Michael is in his early 50s. A month ago, he started having episodes of fever, chills, and severe fatigue. One day, Michael was rushed to the emergency room after developing weakness in his left hand. Following detailed examination, the doctors concluded that Michael had an infected heart valve, and had suffered a stroke as a result. Michael, who considered himself a picture of health before his current illness, was surprised when doctors revealed that his heart infection originated from infected gums. 

How does oral infection cause a heart disorder?

Poor oral hygiene can result from inadequate or improper tooth brushing. This will lead to the accumulation of ‘plaque’, the white or yellowish substance that you see when you scrape the tooth surface. 

Dental plaque is the habitat for hundreds of bacteria that have the potential to cause infection. Plaque that remains on teeth, over time, tends to cause infection of the gums. Ignorance of oral hygiene will further lead to the progression of infection that will worsen the health of your gums. Common signs of gum diseases are:

  • Bleeding gums
  • Dull pain or swelling in the gums
  • Bad breath
  • Loose tooth

Disease-causing bacteria can travel from the gums to other parts of the body through circulating blood. In Michael’s case, the bacteria travelled to his heart and settled on the heart valves. Once on a heart valve, bacteria grow and cause an illness called endocarditis. This is what Michael had. Because blood from the heart reaches every part of the body, bacteria in the heart can be carried to different parts of the body. In Michael’s case, the bacteria was carried to his brain and caused a stroke!

Other persons with infected heart valves develop bacterial infection with pus collection (abscesses) in places like the liver, lungs, joints, and spine.

Who is at risk for heart valve infection (endocarditis)?

 Some persons are born with heart valves (bicuspid aortic valve) that makes it easier for bacteria to take hold. The presence of an artificial material such as an artificial heart valve also facilitates accumulation and growth of bacteria in that area.

What is the treatment?

Treatment of heart diseases is complex and in cases where there is an infection of the valve, the life of the individual is at a great risk. Treatment of heart valve infection involves administration of high doses of antibiotics intravenously for several weeks. Some people require surgery to remove the infected heart valve. As such, prevention is the key, and this starts with good dental health.

Prevention of gum diseases
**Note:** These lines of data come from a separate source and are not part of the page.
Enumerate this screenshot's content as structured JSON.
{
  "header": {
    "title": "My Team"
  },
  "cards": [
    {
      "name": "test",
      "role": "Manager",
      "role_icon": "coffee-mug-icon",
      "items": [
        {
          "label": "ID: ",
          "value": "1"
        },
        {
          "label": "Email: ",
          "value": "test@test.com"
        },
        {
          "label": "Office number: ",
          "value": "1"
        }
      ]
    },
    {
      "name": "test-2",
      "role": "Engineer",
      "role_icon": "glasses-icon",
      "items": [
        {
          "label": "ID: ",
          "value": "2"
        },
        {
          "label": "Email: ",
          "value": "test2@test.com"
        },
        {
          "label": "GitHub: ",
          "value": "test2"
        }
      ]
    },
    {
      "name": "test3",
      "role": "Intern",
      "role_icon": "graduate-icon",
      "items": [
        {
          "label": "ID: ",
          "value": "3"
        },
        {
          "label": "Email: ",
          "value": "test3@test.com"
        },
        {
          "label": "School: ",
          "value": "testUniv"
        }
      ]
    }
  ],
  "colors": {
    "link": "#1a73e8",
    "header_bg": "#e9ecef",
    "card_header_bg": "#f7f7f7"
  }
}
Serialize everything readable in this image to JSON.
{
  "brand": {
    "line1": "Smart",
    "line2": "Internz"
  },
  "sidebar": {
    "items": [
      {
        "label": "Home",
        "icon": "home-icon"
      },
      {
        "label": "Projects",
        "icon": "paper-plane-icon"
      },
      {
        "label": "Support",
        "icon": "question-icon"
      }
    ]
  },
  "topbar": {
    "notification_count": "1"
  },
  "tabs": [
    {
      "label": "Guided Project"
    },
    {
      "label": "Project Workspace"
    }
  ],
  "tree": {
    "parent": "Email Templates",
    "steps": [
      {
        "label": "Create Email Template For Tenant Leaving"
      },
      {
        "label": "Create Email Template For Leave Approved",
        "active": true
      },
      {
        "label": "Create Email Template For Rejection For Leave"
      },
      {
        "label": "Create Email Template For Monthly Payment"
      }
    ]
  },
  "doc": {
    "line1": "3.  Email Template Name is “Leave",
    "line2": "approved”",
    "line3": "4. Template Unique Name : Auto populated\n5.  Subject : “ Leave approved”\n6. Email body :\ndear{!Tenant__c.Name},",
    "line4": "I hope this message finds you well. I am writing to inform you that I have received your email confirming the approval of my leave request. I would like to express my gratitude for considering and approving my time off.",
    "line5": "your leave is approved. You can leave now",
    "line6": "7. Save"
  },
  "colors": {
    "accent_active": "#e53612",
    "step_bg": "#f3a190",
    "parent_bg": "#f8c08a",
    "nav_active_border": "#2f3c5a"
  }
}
Maintaining optimal oral hygiene with toothbrushing and other oral hygiene aids will avoid the occurrence of gum diseases. The American Dental Association recommends the following:

  • Brush twice daily for two minutes with fluoride toothpaste.
  • Clean the space between your teeth with floss or interdental brushes as recommended by your dentist
  • Visit your dentist regularly to prevent oral diseases
  • Maintain a healthy and balanced diet with less sugar intake
  • Use mouthwashes as recommended by your dentist

Those who have artificial heart valves need to take an antibiotic before certain dental procedures (prophylaxis) to prevent infection of their artificial heart valve.

Take Home Message: Oral hygiene is ignored by many individuals. Because poor oral hygiene can lead to heart valve infection (endocarditis), it is essential to adopt good oral hygiene practices to maintain a healthy oral cavity. Never ignore oral problems, and visit your dentist whenever necessary.